BlackBerry Messenger (BBM) will be put out of its misery today, finally closing down, following its failure to retain users while being unable to attract new ones.
The few users that still utilise the service will be required to download old messages, photos, videos and other files sent in conversation if they wish to preserve them, as the closure of BBM will render servers inactive. Unfortunately, purchased stickers and customised emojis won’t be available for download.
Back in April, Emtek announced that the service would be closing stating that “users have moved on to other platforms” and that it was difficult to get new users to join the service.
“Since 2016 we have tried our best to compete in this market and launch many new features and content that we had hoped would grow the BBM user base,”
“Despite all of our efforts, we found that the network effect of the market leaders is getting stronger and we have been squeezed out of user preferences.”
Launched in 2005, BBM grew quickly to become the world’s most popular phone-to-phone messaging service, in the early days of smartphones. Like a lot of services/apps that BlackBerry (nee RIM) produced it was ahead of it’s time, but was left behind as other services appeared.
BlackBerry’s refusal to unbundle it from its own phones and take it cross-platform held it back and it was quickly eclipsed by services such as WhatsApp, Facebook Messenger, Signal and many, many others.
As BlackBerry smartphone users moved in droves to Apple and Android smartphones, the BBM user-base simultaneously began to dwindle. By the time time the company decided to open it up to Android and iOS users in 2013, and then licensed the consumer BBM to Emtek three years later, it was far too late – a familiar BlackBerry tale.
To be honest, Emtek threw everything at BBM, probably too much, but none of the gimmicks could save BBM as its users continued to flee to other platforms. BBM tried stickers, ephemeral messages, music, BBMoji and a plethora of stuff that you either loved or hated.
However, it was so far removed from what BBM was it became unrecognisable. One thing remained constant though, user numbers kept reducing.
BlackBerry, stated that it is “disappointed the platform did not thrive and grow as expected,” but respects Emtek’s decision to pull the plug.
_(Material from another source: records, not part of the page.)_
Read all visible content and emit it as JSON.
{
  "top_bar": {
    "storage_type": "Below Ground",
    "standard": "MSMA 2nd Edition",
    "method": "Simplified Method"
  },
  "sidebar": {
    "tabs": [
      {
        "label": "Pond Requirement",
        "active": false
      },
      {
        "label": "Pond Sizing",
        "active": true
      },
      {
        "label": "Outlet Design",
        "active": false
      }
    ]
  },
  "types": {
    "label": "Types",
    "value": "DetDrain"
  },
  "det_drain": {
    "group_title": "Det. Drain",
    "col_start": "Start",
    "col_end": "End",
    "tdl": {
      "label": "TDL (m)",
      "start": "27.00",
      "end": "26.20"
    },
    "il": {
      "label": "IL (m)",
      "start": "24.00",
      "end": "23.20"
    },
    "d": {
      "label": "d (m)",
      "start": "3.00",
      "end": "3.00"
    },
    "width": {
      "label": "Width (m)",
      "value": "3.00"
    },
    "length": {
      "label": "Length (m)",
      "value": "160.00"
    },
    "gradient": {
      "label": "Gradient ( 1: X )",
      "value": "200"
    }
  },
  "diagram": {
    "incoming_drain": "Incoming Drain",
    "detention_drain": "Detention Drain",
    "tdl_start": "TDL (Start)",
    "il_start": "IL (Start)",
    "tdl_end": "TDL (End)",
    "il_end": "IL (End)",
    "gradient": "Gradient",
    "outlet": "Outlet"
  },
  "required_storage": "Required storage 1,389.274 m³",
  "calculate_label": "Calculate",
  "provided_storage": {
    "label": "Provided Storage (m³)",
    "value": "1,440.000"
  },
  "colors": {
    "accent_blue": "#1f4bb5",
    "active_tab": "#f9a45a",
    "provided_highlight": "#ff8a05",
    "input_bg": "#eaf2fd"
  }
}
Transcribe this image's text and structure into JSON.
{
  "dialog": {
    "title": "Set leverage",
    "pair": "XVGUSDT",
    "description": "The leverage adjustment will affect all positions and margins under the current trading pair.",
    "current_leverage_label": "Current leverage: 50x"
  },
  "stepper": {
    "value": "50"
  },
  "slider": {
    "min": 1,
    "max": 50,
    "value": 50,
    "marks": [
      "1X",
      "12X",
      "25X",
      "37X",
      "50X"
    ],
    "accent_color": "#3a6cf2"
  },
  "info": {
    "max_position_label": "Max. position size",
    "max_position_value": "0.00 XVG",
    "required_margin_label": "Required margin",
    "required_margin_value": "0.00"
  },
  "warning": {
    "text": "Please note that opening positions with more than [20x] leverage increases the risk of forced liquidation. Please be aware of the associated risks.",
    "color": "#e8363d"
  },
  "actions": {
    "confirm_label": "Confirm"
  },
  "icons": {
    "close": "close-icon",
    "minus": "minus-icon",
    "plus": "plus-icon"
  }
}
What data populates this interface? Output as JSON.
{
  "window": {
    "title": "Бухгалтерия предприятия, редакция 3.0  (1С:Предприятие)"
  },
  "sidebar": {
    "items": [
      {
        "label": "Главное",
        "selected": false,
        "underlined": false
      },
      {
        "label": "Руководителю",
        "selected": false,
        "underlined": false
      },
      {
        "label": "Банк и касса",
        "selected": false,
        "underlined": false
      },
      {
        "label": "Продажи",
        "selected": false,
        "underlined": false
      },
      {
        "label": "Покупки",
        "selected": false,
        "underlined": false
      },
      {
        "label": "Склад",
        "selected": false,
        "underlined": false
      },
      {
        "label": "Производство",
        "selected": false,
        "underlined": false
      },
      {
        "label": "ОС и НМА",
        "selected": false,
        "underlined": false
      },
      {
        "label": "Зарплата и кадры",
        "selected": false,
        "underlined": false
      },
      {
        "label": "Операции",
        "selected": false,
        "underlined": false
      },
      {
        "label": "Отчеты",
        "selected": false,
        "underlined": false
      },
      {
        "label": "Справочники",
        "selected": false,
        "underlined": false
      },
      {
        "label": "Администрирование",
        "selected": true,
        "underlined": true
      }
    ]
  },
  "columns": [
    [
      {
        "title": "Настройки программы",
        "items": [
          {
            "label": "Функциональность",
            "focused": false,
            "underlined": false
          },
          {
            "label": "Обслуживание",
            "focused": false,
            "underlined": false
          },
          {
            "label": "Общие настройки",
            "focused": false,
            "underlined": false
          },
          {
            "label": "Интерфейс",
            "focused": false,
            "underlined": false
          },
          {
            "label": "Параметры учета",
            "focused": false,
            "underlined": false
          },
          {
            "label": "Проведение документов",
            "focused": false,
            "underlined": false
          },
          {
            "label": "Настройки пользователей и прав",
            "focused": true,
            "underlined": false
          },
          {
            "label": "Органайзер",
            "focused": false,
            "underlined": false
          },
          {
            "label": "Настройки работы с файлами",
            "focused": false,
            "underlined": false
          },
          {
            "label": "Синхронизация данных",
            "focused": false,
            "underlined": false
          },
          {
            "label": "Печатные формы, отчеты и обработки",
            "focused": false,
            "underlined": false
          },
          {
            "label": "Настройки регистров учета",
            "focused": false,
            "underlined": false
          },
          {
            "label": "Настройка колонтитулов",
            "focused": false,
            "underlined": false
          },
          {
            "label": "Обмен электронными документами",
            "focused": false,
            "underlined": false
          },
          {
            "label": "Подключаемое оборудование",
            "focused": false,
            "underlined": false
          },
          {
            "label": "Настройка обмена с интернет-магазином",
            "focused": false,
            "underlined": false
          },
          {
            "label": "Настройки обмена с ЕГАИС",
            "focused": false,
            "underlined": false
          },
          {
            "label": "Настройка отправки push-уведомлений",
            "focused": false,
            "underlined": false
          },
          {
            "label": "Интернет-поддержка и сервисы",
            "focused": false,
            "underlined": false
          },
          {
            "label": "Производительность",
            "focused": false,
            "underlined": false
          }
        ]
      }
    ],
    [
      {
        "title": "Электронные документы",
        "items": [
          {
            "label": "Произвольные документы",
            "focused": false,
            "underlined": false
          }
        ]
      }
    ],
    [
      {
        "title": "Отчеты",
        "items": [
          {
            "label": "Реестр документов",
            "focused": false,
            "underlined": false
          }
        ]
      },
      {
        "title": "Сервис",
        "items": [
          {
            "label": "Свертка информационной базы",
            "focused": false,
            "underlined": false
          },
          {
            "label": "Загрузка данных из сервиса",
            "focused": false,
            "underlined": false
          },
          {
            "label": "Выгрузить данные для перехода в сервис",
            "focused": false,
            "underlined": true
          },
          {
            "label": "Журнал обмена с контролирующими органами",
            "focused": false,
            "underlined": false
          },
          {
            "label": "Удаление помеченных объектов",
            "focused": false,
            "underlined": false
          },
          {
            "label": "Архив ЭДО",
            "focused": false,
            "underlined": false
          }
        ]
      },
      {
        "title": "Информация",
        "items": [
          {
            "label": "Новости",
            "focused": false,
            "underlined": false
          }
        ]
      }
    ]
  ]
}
In an effort to continue providing the small amount of remaining users with a “secure messaging platform that they trust, the company made its business version BBMe available to consumers.
The service will be free to new users for the first year, but after that BBM diehards will have to cough up $2.50 for a six-month subscription. That may not sound a lot but when other messaging services offer a whole lot more for free, and a massive user-base to interact with, it is hard to see BBMe flourishing.
BBM services may have closed down today for good but in reality, the real BBM for consumers died several years ago.